Recently, due to a short work week and long holiday weekend I missed two client calls on the same day. It was only when my supervisor contacted me on email the next day that I realised my error. I was devastated I had let these two people down, let the service down and the voice in my head began “How could you be so stupid to have forgotten?” “How could you have confused the days?” The nasty gremlin voice in my head got louder.
Luckily, I had the presence of mind to write back to my supervisor immediately, I owned the mistake, I said I was sorry, and I said I felt awful about it. That was the first step in easing some of the anxiety I was feeling and turning down the volume in my head. Despite knowing these things happen, making mistakes are still a difficult pill to swallow. There is an unspoken expectation in the world that we must always be performing at an optimal level and mistakes tend to be blame missiles seeking a culprit and usually involve shaming.
The beautiful thing is what happened next, how easy it is to offer an empathic message of repair to someone and what it can mean. My supervisor responded to me with an email that completely changed my internal sense of “being in trouble” A psychotherapist herself and a person with a capacity for great empathy wrote “please know there is no expectation from us that you should be infallible – confusion is a part of life and often a symptom of overwhelm (well for me it is anyway!).” The physical relief and release that this gave me is difficult to put into words. I felt seen, heard and understood and in turn was able to quiet the punishing voice in my head and right size my human error.
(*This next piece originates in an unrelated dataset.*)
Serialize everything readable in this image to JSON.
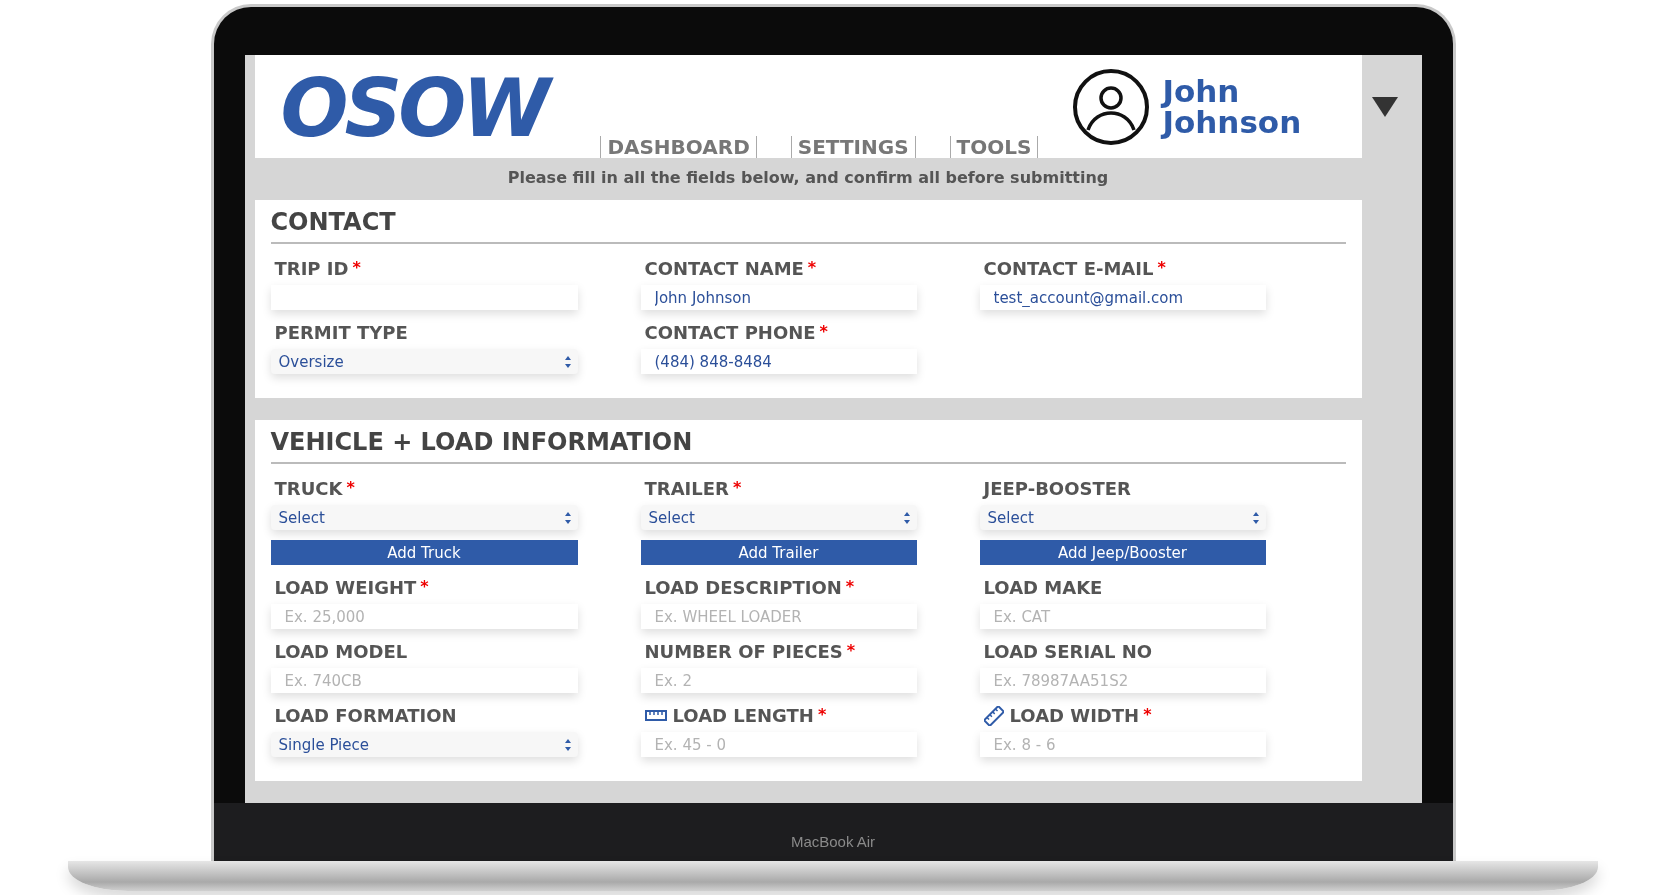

It made me think about our capacity as human beings to be less judgemental with each other and more compassionate. When we offer a compassionate response to another’s shortcomings or mistakes, are we not acknowledging our own fallibility and frailty? And when we sit in stern judgement, sometimes as thoughts in our heads (driving, online, in the supermarket) is it perhaps coming from the place where we often judge ourselves? I began to think about the idea of how I could pass on this compassionate act towards me, to someone else, even a stranger perhaps.
The next time I was out on the road and had a chance to let someone into a traffic queue or slow down for a pedestrian, I did it, knowing that these small acts of human kindness add up slowly and if nothing else, help me to be compassionate with my own human vulnerability and imperfections. It helps me to understand that striving for imagined perfection is an illusion that sets me up for huge disappointment and can open the door for punishing thoughts. The drive to always get it right shuts out the opportunity to get it wrong, even to get it very wrong and through that experience connect to all that makes me and everyone else, perfectly, humanly imperfect.